BEGIN Records for processing

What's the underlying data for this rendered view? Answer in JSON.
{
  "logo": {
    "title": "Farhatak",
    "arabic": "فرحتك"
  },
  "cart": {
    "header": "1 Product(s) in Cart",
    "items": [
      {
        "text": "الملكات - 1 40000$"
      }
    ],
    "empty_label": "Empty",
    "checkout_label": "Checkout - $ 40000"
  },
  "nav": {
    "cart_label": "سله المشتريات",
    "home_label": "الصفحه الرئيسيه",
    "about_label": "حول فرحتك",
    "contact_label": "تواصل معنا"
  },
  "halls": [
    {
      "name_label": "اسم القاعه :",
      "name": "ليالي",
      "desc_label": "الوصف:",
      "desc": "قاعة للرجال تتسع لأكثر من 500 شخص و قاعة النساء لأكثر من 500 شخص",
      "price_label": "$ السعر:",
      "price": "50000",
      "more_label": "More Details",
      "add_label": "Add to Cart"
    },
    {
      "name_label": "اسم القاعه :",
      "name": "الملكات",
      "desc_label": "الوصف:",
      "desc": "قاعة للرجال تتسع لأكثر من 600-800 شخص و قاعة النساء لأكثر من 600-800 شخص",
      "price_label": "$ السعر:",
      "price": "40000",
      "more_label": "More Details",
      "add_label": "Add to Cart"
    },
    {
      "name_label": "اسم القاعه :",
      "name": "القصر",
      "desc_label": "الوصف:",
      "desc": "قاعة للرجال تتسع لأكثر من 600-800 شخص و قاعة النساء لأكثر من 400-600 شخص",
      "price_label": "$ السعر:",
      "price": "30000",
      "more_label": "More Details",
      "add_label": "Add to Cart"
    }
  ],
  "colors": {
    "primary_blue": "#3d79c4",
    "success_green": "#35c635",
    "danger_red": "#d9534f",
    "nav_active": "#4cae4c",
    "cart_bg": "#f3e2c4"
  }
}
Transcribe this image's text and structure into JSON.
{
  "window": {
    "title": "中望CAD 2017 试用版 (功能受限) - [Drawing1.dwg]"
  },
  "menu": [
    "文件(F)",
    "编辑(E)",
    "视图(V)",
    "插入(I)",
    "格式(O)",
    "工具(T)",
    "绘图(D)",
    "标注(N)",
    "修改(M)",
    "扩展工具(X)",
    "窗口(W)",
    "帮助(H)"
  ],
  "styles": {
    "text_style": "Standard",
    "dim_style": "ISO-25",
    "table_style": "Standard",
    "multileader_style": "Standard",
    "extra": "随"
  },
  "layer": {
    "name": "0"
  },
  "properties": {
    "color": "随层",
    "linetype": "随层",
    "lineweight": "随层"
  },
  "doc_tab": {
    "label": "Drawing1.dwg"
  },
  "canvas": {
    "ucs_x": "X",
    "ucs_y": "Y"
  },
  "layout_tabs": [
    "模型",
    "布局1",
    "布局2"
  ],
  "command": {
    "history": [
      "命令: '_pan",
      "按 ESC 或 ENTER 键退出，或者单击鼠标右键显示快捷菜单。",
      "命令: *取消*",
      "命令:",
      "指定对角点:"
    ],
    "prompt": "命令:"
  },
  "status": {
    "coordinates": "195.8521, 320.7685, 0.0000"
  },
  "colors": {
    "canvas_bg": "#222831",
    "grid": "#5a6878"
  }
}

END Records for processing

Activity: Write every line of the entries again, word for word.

Solution to this exercise:
What's the underlying data for this rendered view? Answer in JSON.
{
  "logo": {
    "title": "Farhatak",
    "arabic": "فرحتك"
  },
  "cart": {
    "header": "1 Product(s) in Cart",
    "items": [
      {
        "text": "الملكات - 1 40000$"
      }
    ],
    "empty_label": "Empty",
    "checkout_label": "Checkout - $ 40000"
  },
  "nav": {
    "cart_label": "سله المشتريات",
    "home_label": "الصفحه الرئيسيه",
    "about_label": "حول فرحتك",
    "contact_label": "تواصل معنا"
  },
  "halls": [
    {
      "name_label": "اسم القاعه :",
      "name": "ليالي",
      "desc_label": "الوصف:",
      "desc": "قاعة للرجال تتسع لأكثر من 500 شخص و قاعة النساء لأكثر من 500 شخص",
      "price_label": "$ السعر:",
      "price": "50000",
      "more_label": "More Details",
      "add_label": "Add to Cart"
    },
    {
      "name_label": "اسم القاعه :",
      "name": "الملكات",
      "desc_label": "الوصف:",
      "desc": "قاعة للرجال تتسع لأكثر من 600-800 شخص و قاعة النساء لأكثر من 600-800 شخص",
      "price_label": "$ السعر:",
      "price": "40000",
      "more_label": "More Details",
      "add_label": "Add to Cart"
    },
    {
      "name_label": "اسم القاعه :",
      "name": "القصر",
      "desc_label": "الوصف:",
      "desc": "قاعة للرجال تتسع لأكثر من 600-800 شخص و قاعة النساء لأكثر من 400-600 شخص",
      "price_label": "$ السعر:",
      "price": "30000",
      "more_label": "More Details",
      "add_label": "Add to Cart"
    }
  ],
  "colors": {
    "primary_blue": "#3d79c4",
    "success_green": "#35c635",
    "danger_red": "#d9534f",
    "nav_active": "#4cae4c",
    "cart_bg": "#f3e2c4"
  }
}
Transcribe this image's text and structure into JSON.
{
  "window": {
    "title": "中望CAD 2017 试用版 (功能受限) - [Drawing1.dwg]"
  },
  "menu": [
    "文件(F)",
    "编辑(E)",
    "视图(V)",
    "插入(I)",
    "格式(O)",
    "工具(T)",
    "绘图(D)",
    "标注(N)",
    "修改(M)",
    "扩展工具(X)",
    "窗口(W)",
    "帮助(H)"
  ],
  "styles": {
    "text_style": "Standard",
    "dim_style": "ISO-25",
    "table_style": "Standard",
    "multileader_style": "Standard",
    "extra": "随"
  },
  "layer": {
    "name": "0"
  },
  "properties": {
    "color": "随层",
    "linetype": "随层",
    "lineweight": "随层"
  },
  "doc_tab": {
    "label": "Drawing1.dwg"
  },
  "canvas": {
    "ucs_x": "X",
    "ucs_y": "Y"
  },
  "layout_tabs": [
    "模型",
    "布局1",
    "布局2"
  ],
  "command": {
    "history": [
      "命令: '_pan",
      "按 ESC 或 ENTER 键退出，或者单击鼠标右键显示快捷菜单。",
      "命令: *取消*",
      "命令:",
      "指定对角点:"
    ],
    "prompt": "命令:"
  },
  "status": {
    "coordinates": "195.8521, 320.7685, 0.0000"
  },
  "colors": {
    "canvas_bg": "#222831",
    "grid": "#5a6878"
  }
}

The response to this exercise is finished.